Some time after this, Jesus crossed to the far shore of the Sea of Galilee (that is, the Sea of Tiberias), and a great crowd of people followed him because they saw the signs he had performed by healing the sick. Then Jesus went up on a mountainside and sat down with his disciples. The Jewish Passover Festival was near. When Jesus looked up and saw a great crowd coming toward him, he said to Philip, “Where shall we buy bread for these people to eat?” He asked this only to test him, for he already had in mind what he was going to do. Philip answered him, “It would take more than half a year’s wages to buy enough bread for each one to have a bite!” Another of his disciples, Andrew, Simon Peter’s brother, spoke up, “Here is a boy with five small barley loaves and two small fish, but how far will they go among so many?” Jesus said, “Have the people sit down.” There was plenty of grass in that place, and they sat down (about five thousand men were there). Jesus then took the loaves, gave thanks, and distributed to those who were seated as much as they wanted. He did the same with the fish. When they had all had enough to eat, he said to his disciples, “Gather the pieces that are left over. Let nothing be wasted.” So they gathered them and filled twelve baskets with the pieces of the five barley loaves left over by those who had eaten.
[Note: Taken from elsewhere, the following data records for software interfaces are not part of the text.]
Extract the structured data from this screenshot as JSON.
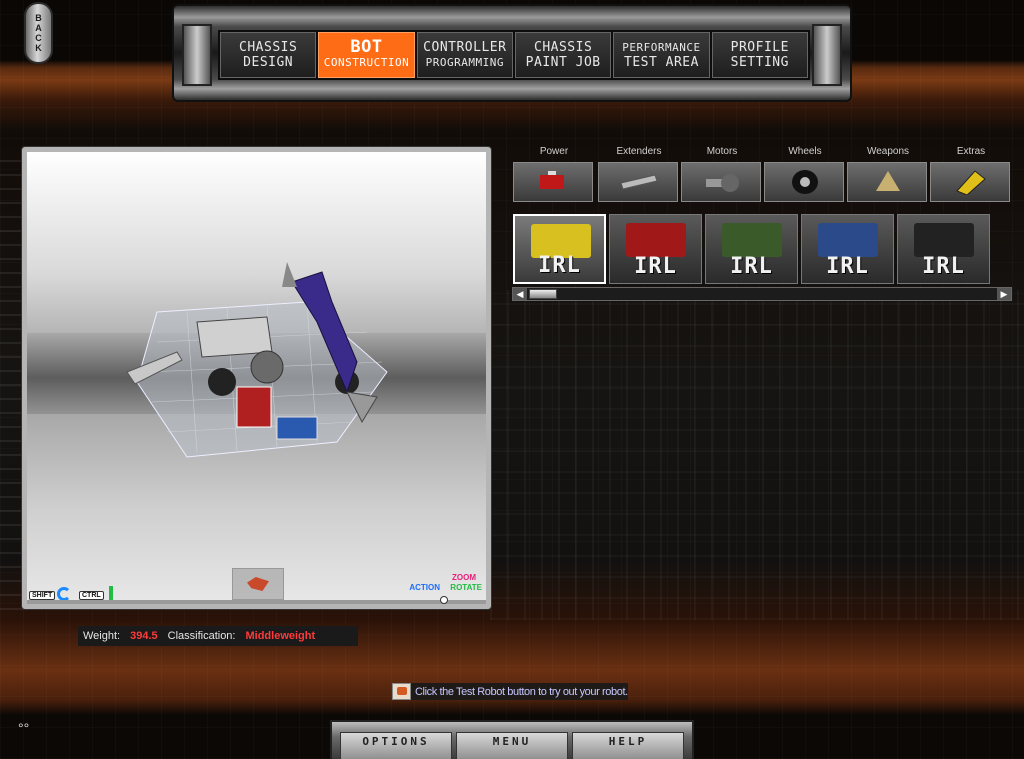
{
  "back_button": {
    "label": "BACK"
  },
  "nav_tabs": [
    {
      "line1": "CHASSIS",
      "line2": "DESIGN",
      "active": false
    },
    {
      "line1": "BOT",
      "line2": "CONSTRUCTION",
      "active": true
    },
    {
      "line1": "CONTROLLER",
      "line2": "PROGRAMMING",
      "active": false
    },
    {
      "line1": "CHASSIS",
      "line2": "PAINT JOB",
      "active": false
    },
    {
      "line1": "PERFORMANCE",
      "line2": "TEST AREA",
      "active": false
    },
    {
      "line1": "PROFILE",
      "line2": "SETTING",
      "active": false
    }
  ],
  "viewport": {
    "shift_key": "SHIFT",
    "ctrl_key": "CTRL",
    "zoom_label": "ZOOM",
    "action_label": "ACTION",
    "rotate_label": "ROTATE"
  },
  "status": {
    "weight_label": "Weight:",
    "weight_value": "394.5",
    "class_label": "Classification:",
    "class_value": "Middleweight"
  },
  "categories": [
    {
      "label": "Power",
      "icon": "battery-icon"
    },
    {
      "label": "Extenders",
      "icon": "extender-bar-icon"
    },
    {
      "label": "Motors",
      "icon": "motor-icon"
    },
    {
      "label": "Wheels",
      "icon": "wheel-icon"
    },
    {
      "label": "Weapons",
      "icon": "weapon-icon"
    },
    {
      "label": "Extras",
      "icon": "extras-icon"
    }
  ],
  "parts": [
    {
      "label": "IRL",
      "color": "#d8c020",
      "active": true
    },
    {
      "label": "IRL",
      "color": "#a01818",
      "active": false
    },
    {
      "label": "IRL",
      "color": "#3a5a2a",
      "active": false
    },
    {
      "label": "IRL",
      "color": "#2a4a8a",
      "active": false
    },
    {
      "label": "IRL",
      "color": "#222222",
      "active": false
    }
  ],
  "hint": {
    "text": "Click the Test Robot button to try out your robot."
  },
  "bottom_menu": [
    "OPTIONS",
    "MENU",
    "HELP"
  ]
}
After the people saw the sign Jesus performed, they began to say, “Surely this is the Prophet who is to come into the world.” Jesus, knowing that they intended to come and make him king by force, withdrew again to a mountain by himself. John 6:1-15
As I meditated on this passage this morning, I envisioned it. I wonder how many of us have an image, perhaps from a biblical movie, of Jesus up front and everyone sitting, looking forward (kind of like a church service)? But that is not how we eat meals, is it? We sit around tables, or on a blanket looking at each other.
That led me to a vision of this large group of people listening to Jesus teach, then, when hearing food was on the way, turning towards each other in fellowship. As the food was passed around, they all took what they wanted – with plenty for all.
While verse 14 tells us “the people” saw the sign, I wonder how many of the people saw it, how many actually realized from where their bounty came?
Over this past year many of us have been concerned about getting what we need (especially those items that were in short supply). Now we are concerned with getting the vaccine and getting some semblance of “normalcy”. In all this concern, have we stopped for a moment to look around at the bounty we still have?
Can we take a moment and give thanks for the bounty which we have received?
Give thanks to the Lord for He is good. His love endures forever. Psalm 136:1